Yet the people are friendly, aggression is low and humour is close to the surface.
As I walked through the main shopping street I saw a man wearing a MAGA redhat pushing a supermarket trolley and waving something in his hands. I was still disturbed by the idea of Trump supporters on Bath’s streets by the time I got close enough to see that the man was telling rolls of toilet paper with Trump’s face on every sheet, hawking his wares by shouting “Get your Trump bog roll. Make Toilet Paper Great Again” and I realised that his hat read MTAG not MAGA. He and the brisk trade he was doing, made me feel more at home.
The university has expanded massively, mostly with foreign students, while I’ve been away and what used to be the declining industrial area on the south side of the river has now been levelled and is being rebuilt as a mix of student and Bathonian housing in a confident modern style with an emphasis on pedestrian ways and good landscaping.
The older streets are all still there, mostly looking more prosperous and better cared for than when I left. The use of many of the buildings has changed. Breakfast and afternoon tea have become big business and some of Bath’s huge buildings that were once the home of antique shops and auction rooms, now sell coffee and cakes and vegetarian breakfasts, all with free wifi and cheerful young staff who smile and remember that they’ve seen you before and of course, they all speak English.
As I take a breath and let myself walk aimlessly, I’m falling in love with the city again. In the sunlight (a much rarer thing here than in Switzerland) the Bath stone buildings take on a honey-coloured glow. There are trees everywhere and buildings of all kinds of styles and ages rub along together on Bath’s hills like old friends.
Bath is more than just the city, it’s all the small communities around it. We live close to Larkhall, which used to be a free-standing village but has long since been swallowed by the town. It has a magnificent church with a spire visible from all Bath’s hills, a real butchers, a farm shop greengrocer, a pub, a tearoom, a Post Office/cornershop, a small supermarket, a restaurant and two takeaways. This pattern repeats across the city.
Moving up the hill, we get to Charlcombe, too small to be a village but with a fine church and a holy well that Jane Austin took a day trip out to. Less than two miles from Bath Abbey but it feels like the countryside.
So we’re back but starting again. I think it was the right thing to do. In Switzerland, we would always have been foreigners.

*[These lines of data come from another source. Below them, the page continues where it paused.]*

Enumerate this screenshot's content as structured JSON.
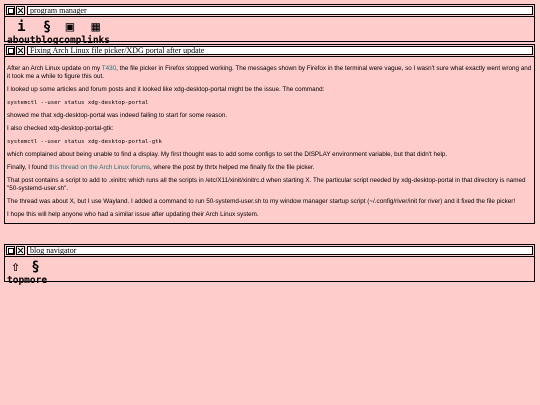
{
  "program_manager": {
    "title": "program manager",
    "items": [
      {
        "label": "about",
        "icon": "i"
      },
      {
        "label": "blog",
        "icon": "§"
      },
      {
        "label": "comp",
        "icon": "▣"
      },
      {
        "label": "links",
        "icon": "▦"
      }
    ]
  },
  "article": {
    "title": "Fixing Arch Linux file picker/XDG portal after update",
    "p1_before": "After an Arch Linux update on my ",
    "p1_link": "T430",
    "p1_after": ", the file picker in Firefox stopped working. The messages shown by Firefox in the terminal were vague, so I wasn't sure what exactly went wrong and it took me a while to figure this out.",
    "p2": "I looked up some articles and forum posts and it looked like xdg-desktop-portal might be the issue. The command:",
    "code1": "systemctl --user status xdg-desktop-portal",
    "p3": "showed me that xdg-desktop-portal was indeed failing to start for some reason.",
    "p4": "I also checked xdg-desktop-portal-gtk:",
    "code2": "systemctl --user status xdg-desktop-portal-gtk",
    "p5": "which complained about being unable to find a display. My first thought was to add some configs to set the DISPLAY environment variable, but that didn't help.",
    "p6_before": "Finally, I found ",
    "p6_link": "this thread on the Arch Linux forums",
    "p6_after": ", where the post by thrtx helped me finally fix the file picker.",
    "p7": "That post contains a script to add to .xinitrc which runs all the scripts in /etc/X11/xinit/xinitrc.d when starting X. The particular script needed by xdg-desktop-portal in that directory is named \"50-systemd-user.sh\".",
    "p8": "The thread was about X, but I use Wayland. I added a command to run 50-systemd-user.sh to my window manager startup script (~/.config/river/init for river) and it fixed the file picker!",
    "p9": "I hope this will help anyone who had a similar issue after updating their Arch Linux system."
  },
  "blog_navigator": {
    "title": "blog navigator",
    "items": [
      {
        "label": "top",
        "icon": "⇧"
      },
      {
        "label": "more",
        "icon": "§"
      }
    ]
  }
}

Here the effect will eventually wear off.
Of course, beyond the horizons of the town lies the Brexit-blighted political and economic landscape of the UK. Some people thought we were crazy to return to the UK at this point. Maybe they’re right, but maybe now is the time to come home and try to make a difference.